[EXERCISE]:
The lines to be copied are those below that contain "WinRAR".

-- DATASET ENTRIES follows --

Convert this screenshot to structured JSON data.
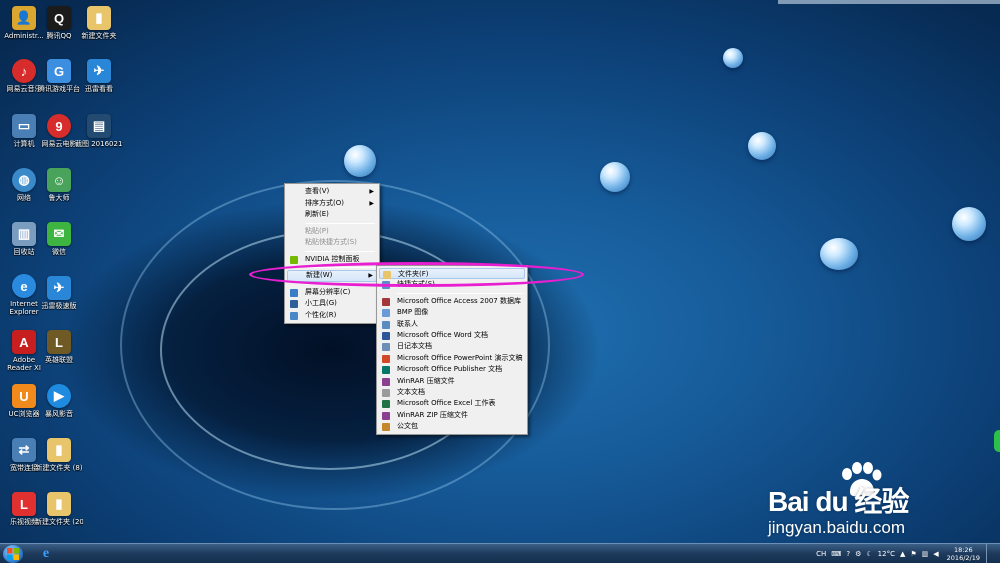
{
  "desktop": {
    "icons": [
      {
        "label": "Administr...",
        "glyph": "👤",
        "color": "#d9a630"
      },
      {
        "label": "腾讯QQ",
        "glyph": "Q",
        "color": "#1b1b1b"
      },
      {
        "label": "新建文件夹",
        "glyph": "▮",
        "color": "#e8c46a"
      },
      {
        "label": "网易云音乐",
        "glyph": "♪",
        "color": "#d62c2c"
      },
      {
        "label": "腾讯游戏平台",
        "glyph": "G",
        "color": "#3c8ee0"
      },
      {
        "label": "迅雷看看",
        "glyph": "✈",
        "color": "#2a86d6"
      },
      {
        "label": "计算机",
        "glyph": "▭",
        "color": "#4a7fb5"
      },
      {
        "label": "网易云电影",
        "glyph": "9",
        "color": "#d62c2c"
      },
      {
        "label": "截图 20160219...",
        "glyph": "▤",
        "color": "#234a70"
      },
      {
        "label": "网络",
        "glyph": "◍",
        "color": "#3a89c9"
      },
      {
        "label": "鲁大师",
        "glyph": "☺",
        "color": "#4aa35a"
      },
      {
        "label": "回收站",
        "glyph": "▥",
        "color": "#7a9cbf"
      },
      {
        "label": "微信",
        "glyph": "✉",
        "color": "#3fb541"
      },
      {
        "label": "Internet Explorer",
        "glyph": "e",
        "color": "#2a8ae0"
      },
      {
        "label": "迅雷极速版",
        "glyph": "✈",
        "color": "#2a86d6"
      },
      {
        "label": "Adobe Reader XI",
        "glyph": "A",
        "color": "#c71f1f"
      },
      {
        "label": "英雄联盟",
        "glyph": "L",
        "color": "#6f5a26"
      },
      {
        "label": "UC浏览器",
        "glyph": "U",
        "color": "#f08a1c"
      },
      {
        "label": "暴风影音",
        "glyph": "▶",
        "color": "#1f8be0"
      },
      {
        "label": "宽带连接",
        "glyph": "⇄",
        "color": "#4a7fb5"
      },
      {
        "label": "新建文件夹 (8)",
        "glyph": "▮",
        "color": "#e8c46a"
      },
      {
        "label": "乐视视频",
        "glyph": "L",
        "color": "#e03030"
      },
      {
        "label": "新建文件夹 (20)",
        "glyph": "▮",
        "color": "#e8c46a"
      }
    ]
  },
  "context_menu": {
    "items": [
      {
        "label": "查看(V)",
        "type": "submenu"
      },
      {
        "label": "排序方式(O)",
        "type": "submenu"
      },
      {
        "label": "刷新(E)",
        "type": "item"
      },
      {
        "label": "粘贴(P)",
        "type": "disabled"
      },
      {
        "label": "粘贴快捷方式(S)",
        "type": "disabled"
      },
      {
        "label": "NVIDIA 控制面板",
        "type": "item"
      },
      {
        "label": "新建(W)",
        "type": "submenu"
      },
      {
        "label": "屏幕分辨率(C)",
        "type": "item"
      },
      {
        "label": "小工具(G)",
        "type": "item"
      },
      {
        "label": "个性化(R)",
        "type": "item"
      }
    ]
  },
  "new_submenu": {
    "items": [
      {
        "label": "文件夹(F)",
        "icon_color": "#e8c46a"
      },
      {
        "label": "快捷方式(S)",
        "icon_color": "#5b8ec7"
      },
      {
        "label": "Microsoft Office Access 2007 数据库",
        "icon_color": "#a4373a"
      },
      {
        "label": "BMP 图像",
        "icon_color": "#6a9bd8"
      },
      {
        "label": "联系人",
        "icon_color": "#5a8cc0"
      },
      {
        "label": "Microsoft Office Word 文档",
        "icon_color": "#2b579a"
      },
      {
        "label": "日记本文档",
        "icon_color": "#6d8fb5"
      },
      {
        "label": "Microsoft Office PowerPoint 演示文稿",
        "icon_color": "#d24726"
      },
      {
        "label": "Microsoft Office Publisher 文档",
        "icon_color": "#077568"
      },
      {
        "label": "WinRAR 压缩文件",
        "icon_color": "#8a3f91"
      },
      {
        "label": "文本文档",
        "icon_color": "#9a9a9a"
      },
      {
        "label": "Microsoft Office Excel 工作表",
        "icon_color": "#217346"
      },
      {
        "label": "WinRAR ZIP 压缩文件",
        "icon_color": "#8a3f91"
      },
      {
        "label": "公文包",
        "icon_color": "#c5862c"
      }
    ]
  },
  "taskbar": {
    "tray": {
      "lang": "CH",
      "temperature": "12°C"
    },
    "clock": {
      "time": "18:26",
      "date": "2016/2/19"
    }
  },
  "watermark": {
    "brand": "Bai du 经验",
    "url": "jingyan.baidu.com"
  },
  "colors": {
    "annotation": "#e81fd0",
    "menu_bg": "#f0f0f0",
    "highlight": "#d5e6f9"
  }
}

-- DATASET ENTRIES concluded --

[SOLUTION TO THIS TASK]:
        "label": "WinRAR 压缩文件",
        "label": "WinRAR ZIP 压缩文件",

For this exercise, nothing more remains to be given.